Who we are seen to be at work affects our relationship with our colleagues, managers and our job security. In my case, as a queer femme in a relationship with a transsexual man, I am often misread as straight, which forces me back into the closet. My perceived sexuality puts me in an uncomfortable position in relation to my co-workers and managers.

Things feel completely different in the corporate world, where the work culture I’ve seen is straight, male-dominated and pretty macho.

When I started there I found myself in the unusual position of un-outing myself, or at least of being seen to do so. Because my partner goes by ‘he’ I surprised a lot of my colleagues by referring to my boyfriend. I feel conflicted about this; undoubtedly most of my colleagues picture a cis guy in their heads when I refer to my boyfriend and think of me as straight, which is just a lie. But going out of my way to explain that my boyfriend isn’t ‘normal’ feels offensive (towards him) and just plain awkward.

Lois Lenz, Lesbian Secretary by Monica Nolan
Lois Lenz, Lesbian Secretary by Monica Nolan

It is definitely easier in some ways to let my colleagues make assumptions than out my partner as trans and me as, well, whatever that makes me. I imagine myself saying “my boyfriend, who’s trans, by which I mean a transsexual man (potential awkward explanation here)” and leave them to make whatever assumptions about us they’re going to make. It’s much easier for me not to include this addendum, which feels uncomfortably apologetic to me anyway. I feel like I’d be insisting on my abnormality, while apologizing for the complicatedness of my boyfriend’s gender. And, of course, it’s way easier to ride the wave of heteronormativity than consciously outing myself.

Of course, I am complicit in this misreading of my sexuality. And I gain heterosexual privilege from that. But all this makes me uncomfortable.

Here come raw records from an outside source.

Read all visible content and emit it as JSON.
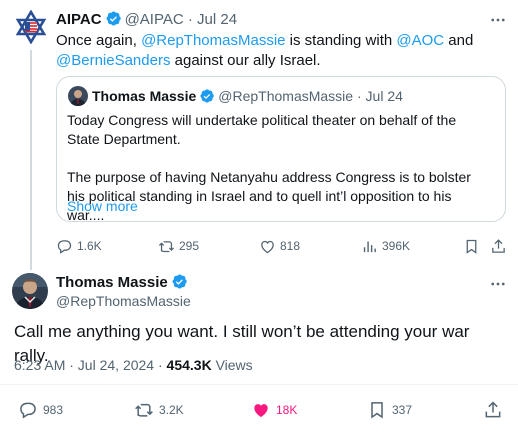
{
  "tweet1": {
    "author_name": "AIPAC",
    "author_handle": "@AIPAC",
    "separator": "·",
    "date": "Jul 24",
    "text_parts": {
      "p1": "Once again, ",
      "mention1": "@RepThomasMassie",
      "p2": " is standing with ",
      "mention2": "@AOC",
      "p3": " and",
      "mention3": "@BernieSanders",
      "p4": " against our ally Israel."
    },
    "quote": {
      "author_name": "Thomas Massie",
      "author_handle": "@RepThomasMassie",
      "separator": "·",
      "date": "Jul 24",
      "para1": "Today Congress will undertake political theater on behalf of the State Department.",
      "para2": "The purpose of having Netanyahu address Congress is to bolster his political standing in Israel and to quell int’l opposition to his war....",
      "show_more": "Show more"
    },
    "stats": {
      "replies": "1.6K",
      "reposts": "295",
      "likes": "818",
      "views": "396K"
    }
  },
  "tweet2": {
    "author_name": "Thomas Massie",
    "author_handle": "@RepThomasMassie",
    "text": "Call me anything you want. I still won’t be attending your war rally.",
    "time": "6:23 AM · Jul 24, 2024 · ",
    "views_count": "454.3K",
    "views_label": " Views",
    "stats": {
      "replies": "983",
      "reposts": "3.2K",
      "likes": "18K",
      "bookmarks": "337"
    }
  },
  "colors": {
    "accent": "#1d9bf0",
    "muted": "#536471",
    "like_active": "#f91880",
    "border": "#cfd9de"
  },
  "icons": [
    "star-of-david-logo-icon",
    "verified-badge-icon",
    "more-icon",
    "reply-icon",
    "repost-icon",
    "like-icon",
    "views-icon",
    "bookmark-icon",
    "share-icon"
  ]
}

After bumping into a colleague when I was with my partner and introducing him, I wondered whether her view of me had changed. Whether she felt I had lied to her in some way. Because this does feel like lying. Even with colleagues who are my age, I don’t want to out myself because it feels too awkward. And, of course, I fear their rejection.

Out at Work cat meme
Out at Work cat meme

Not to mention the fact that I feel I’ve let down the older lesbian at work. She immediately (correctly) pegged me as one of her own, and seemed disappointed when I started to talk about my boyfriend.

Maybe this is what all bisexual people feel like. They, too, are seen to be aligning themselves with a particular sexual group when they are in a relationship. If bisexual women refer to their boyfriend, they will be misread as straight. If they refer to their girlfriend, they will be seen as a lesbian. Both of these assumptions contain some element of truth, but both miss the whole picture.

Our understanding of sexuality is still so black and white. What happens to those of us who confuse these boundaries?

I’d be interested to find out how you juggle your queer identities at work. Do you feel comfortable or do you feel you have to hide parts of yourself? Can you share any strategies for coming out as LGBT and is it even necessary?